- _Activity_: Count the lines below containing "name". Number only.
[Opening Data section]
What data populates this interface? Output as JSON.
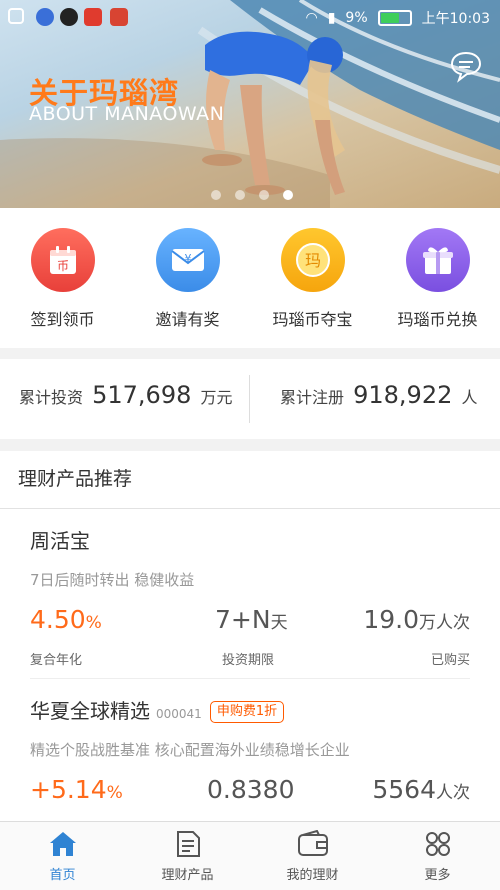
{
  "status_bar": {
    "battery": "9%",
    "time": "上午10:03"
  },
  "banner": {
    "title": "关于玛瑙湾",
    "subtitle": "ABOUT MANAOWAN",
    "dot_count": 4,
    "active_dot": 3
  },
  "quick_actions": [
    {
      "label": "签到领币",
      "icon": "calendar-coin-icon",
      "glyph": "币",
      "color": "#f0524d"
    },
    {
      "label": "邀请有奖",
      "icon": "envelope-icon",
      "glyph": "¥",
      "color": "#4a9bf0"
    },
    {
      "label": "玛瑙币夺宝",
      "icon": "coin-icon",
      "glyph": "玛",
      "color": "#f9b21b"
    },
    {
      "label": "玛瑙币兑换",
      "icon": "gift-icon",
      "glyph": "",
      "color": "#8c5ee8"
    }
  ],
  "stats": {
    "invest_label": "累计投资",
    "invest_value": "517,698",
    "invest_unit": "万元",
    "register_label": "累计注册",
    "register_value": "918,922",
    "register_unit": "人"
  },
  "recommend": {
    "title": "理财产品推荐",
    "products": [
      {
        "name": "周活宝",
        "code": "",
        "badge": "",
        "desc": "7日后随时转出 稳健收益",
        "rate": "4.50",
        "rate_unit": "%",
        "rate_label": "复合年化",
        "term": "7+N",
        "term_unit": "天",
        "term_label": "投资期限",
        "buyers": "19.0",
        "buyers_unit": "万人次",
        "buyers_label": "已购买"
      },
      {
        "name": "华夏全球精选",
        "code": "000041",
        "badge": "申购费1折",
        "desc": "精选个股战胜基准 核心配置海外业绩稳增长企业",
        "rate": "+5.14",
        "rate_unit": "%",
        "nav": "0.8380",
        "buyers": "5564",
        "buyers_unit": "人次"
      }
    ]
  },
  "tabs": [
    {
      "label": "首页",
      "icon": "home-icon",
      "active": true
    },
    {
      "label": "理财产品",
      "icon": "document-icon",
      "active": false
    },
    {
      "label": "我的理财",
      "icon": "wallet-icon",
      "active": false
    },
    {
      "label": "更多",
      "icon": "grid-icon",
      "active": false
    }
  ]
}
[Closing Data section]
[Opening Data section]
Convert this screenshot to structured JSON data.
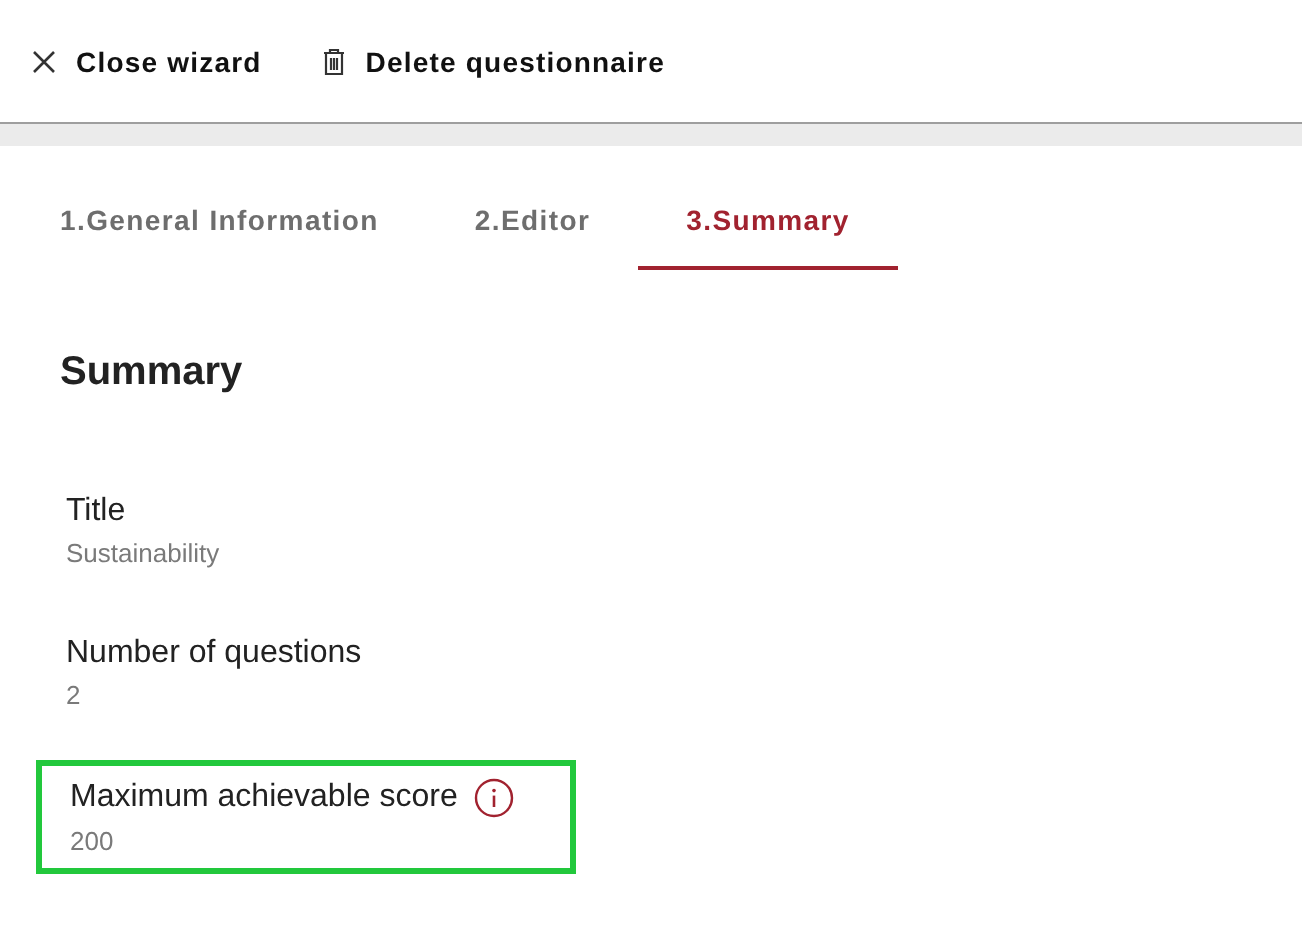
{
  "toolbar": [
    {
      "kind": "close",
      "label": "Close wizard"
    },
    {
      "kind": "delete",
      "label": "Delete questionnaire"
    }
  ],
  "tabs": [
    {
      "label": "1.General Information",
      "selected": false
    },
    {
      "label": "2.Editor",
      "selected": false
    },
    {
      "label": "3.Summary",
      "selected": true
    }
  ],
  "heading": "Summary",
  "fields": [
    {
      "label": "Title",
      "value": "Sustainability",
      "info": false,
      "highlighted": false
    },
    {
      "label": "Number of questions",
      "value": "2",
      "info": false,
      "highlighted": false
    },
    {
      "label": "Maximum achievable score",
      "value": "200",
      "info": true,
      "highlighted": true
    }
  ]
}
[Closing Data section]
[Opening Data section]
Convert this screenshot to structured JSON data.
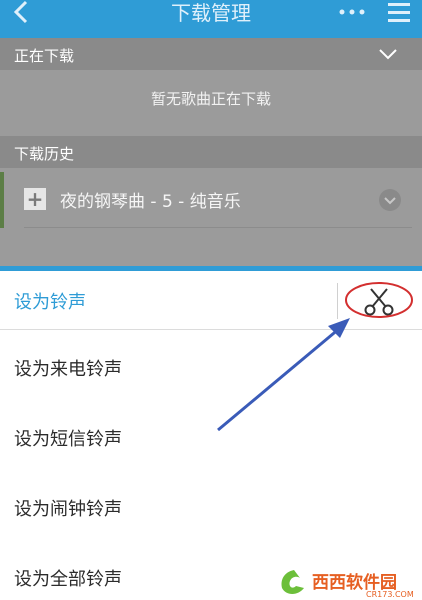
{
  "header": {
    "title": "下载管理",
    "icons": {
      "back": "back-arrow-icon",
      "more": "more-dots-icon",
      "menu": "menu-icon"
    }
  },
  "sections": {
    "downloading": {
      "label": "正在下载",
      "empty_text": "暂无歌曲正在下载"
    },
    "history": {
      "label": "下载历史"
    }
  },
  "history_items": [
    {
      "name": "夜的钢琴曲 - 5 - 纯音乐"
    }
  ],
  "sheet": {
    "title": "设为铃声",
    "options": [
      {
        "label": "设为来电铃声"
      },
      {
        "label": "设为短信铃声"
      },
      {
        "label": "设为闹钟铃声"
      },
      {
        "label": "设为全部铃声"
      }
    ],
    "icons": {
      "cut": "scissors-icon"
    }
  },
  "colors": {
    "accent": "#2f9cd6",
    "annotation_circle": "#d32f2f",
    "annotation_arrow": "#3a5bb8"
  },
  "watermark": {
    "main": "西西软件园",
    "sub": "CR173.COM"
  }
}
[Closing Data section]
- _Response to this exercise_: 3